» What is expected
From the line containing "Output a JSON" through the last line of the data, return those lines exactly as written and nothing more.

[Data under study]

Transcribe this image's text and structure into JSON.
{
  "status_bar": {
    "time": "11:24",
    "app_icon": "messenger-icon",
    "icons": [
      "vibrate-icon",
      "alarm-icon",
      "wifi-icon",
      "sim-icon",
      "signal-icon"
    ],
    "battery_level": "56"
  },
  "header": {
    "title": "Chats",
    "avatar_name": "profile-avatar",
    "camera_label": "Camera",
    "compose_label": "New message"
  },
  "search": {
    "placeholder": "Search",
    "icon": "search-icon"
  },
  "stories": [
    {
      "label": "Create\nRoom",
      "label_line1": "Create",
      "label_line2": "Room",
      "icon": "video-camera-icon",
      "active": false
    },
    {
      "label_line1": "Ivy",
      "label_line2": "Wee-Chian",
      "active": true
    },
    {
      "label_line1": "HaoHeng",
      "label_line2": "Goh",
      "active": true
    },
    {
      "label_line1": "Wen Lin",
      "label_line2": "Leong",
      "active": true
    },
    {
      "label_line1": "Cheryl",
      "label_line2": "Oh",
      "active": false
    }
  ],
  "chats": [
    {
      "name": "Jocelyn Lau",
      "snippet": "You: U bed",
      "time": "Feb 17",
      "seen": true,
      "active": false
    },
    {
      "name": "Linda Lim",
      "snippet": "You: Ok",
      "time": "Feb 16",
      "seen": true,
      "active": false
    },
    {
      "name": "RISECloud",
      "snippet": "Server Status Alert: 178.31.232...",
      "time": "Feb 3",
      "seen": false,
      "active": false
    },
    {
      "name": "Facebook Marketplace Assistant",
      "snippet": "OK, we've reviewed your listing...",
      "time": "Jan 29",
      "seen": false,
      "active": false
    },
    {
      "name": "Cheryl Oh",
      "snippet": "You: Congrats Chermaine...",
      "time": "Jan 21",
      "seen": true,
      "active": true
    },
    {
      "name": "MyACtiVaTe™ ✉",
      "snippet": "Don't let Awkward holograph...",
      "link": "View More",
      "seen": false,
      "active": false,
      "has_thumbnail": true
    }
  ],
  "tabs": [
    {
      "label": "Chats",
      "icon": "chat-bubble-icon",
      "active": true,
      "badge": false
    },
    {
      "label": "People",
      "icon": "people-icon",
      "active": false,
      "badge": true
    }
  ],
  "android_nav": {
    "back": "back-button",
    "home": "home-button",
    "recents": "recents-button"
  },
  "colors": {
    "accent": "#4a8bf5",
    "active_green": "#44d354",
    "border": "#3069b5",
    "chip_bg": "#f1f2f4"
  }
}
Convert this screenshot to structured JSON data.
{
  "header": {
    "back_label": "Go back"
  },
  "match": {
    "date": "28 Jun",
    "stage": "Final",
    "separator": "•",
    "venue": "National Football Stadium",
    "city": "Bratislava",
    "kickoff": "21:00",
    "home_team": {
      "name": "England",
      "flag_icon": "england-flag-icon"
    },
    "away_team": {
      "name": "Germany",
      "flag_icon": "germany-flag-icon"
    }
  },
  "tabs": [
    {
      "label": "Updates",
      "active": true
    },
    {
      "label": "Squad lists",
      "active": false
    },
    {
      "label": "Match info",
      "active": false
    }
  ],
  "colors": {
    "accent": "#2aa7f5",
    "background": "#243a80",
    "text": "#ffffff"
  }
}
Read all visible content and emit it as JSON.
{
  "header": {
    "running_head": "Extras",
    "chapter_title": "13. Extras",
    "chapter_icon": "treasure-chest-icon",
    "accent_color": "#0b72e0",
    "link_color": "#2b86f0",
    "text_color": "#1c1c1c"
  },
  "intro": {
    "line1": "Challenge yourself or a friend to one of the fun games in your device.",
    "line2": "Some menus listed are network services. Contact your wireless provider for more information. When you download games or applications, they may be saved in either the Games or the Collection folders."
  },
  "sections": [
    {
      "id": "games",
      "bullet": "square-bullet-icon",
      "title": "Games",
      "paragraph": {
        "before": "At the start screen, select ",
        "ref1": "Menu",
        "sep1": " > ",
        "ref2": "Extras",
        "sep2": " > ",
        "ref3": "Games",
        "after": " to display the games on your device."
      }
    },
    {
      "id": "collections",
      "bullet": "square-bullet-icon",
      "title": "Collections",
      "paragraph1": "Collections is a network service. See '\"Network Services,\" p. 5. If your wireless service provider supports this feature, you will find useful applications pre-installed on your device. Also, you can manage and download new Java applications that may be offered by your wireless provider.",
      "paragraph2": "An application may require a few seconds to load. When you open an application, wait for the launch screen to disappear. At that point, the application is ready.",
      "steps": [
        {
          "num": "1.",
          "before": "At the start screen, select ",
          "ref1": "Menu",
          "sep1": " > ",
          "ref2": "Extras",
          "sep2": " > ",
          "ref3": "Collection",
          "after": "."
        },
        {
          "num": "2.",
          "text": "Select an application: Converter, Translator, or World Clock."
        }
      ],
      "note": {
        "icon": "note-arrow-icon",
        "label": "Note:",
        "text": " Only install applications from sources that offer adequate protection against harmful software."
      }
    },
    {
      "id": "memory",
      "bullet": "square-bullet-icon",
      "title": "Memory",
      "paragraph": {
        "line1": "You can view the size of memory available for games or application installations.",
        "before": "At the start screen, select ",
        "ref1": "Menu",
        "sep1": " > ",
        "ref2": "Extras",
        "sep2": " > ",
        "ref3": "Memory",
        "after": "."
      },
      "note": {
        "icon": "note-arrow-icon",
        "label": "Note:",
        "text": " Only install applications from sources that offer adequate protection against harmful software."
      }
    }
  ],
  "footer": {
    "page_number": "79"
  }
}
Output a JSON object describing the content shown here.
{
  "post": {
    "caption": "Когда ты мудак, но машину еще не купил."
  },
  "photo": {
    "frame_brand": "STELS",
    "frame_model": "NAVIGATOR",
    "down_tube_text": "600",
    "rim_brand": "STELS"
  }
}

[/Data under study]

» Problem solution
Output a JSON object describing the content shown here.
{
  "post": {
    "caption": "Когда ты мудак, но машину еще не купил."
  },
  "photo": {
    "frame_brand": "STELS",
    "frame_model": "NAVIGATOR",
    "down_tube_text": "600",
    "rim_brand": "STELS"
  }
}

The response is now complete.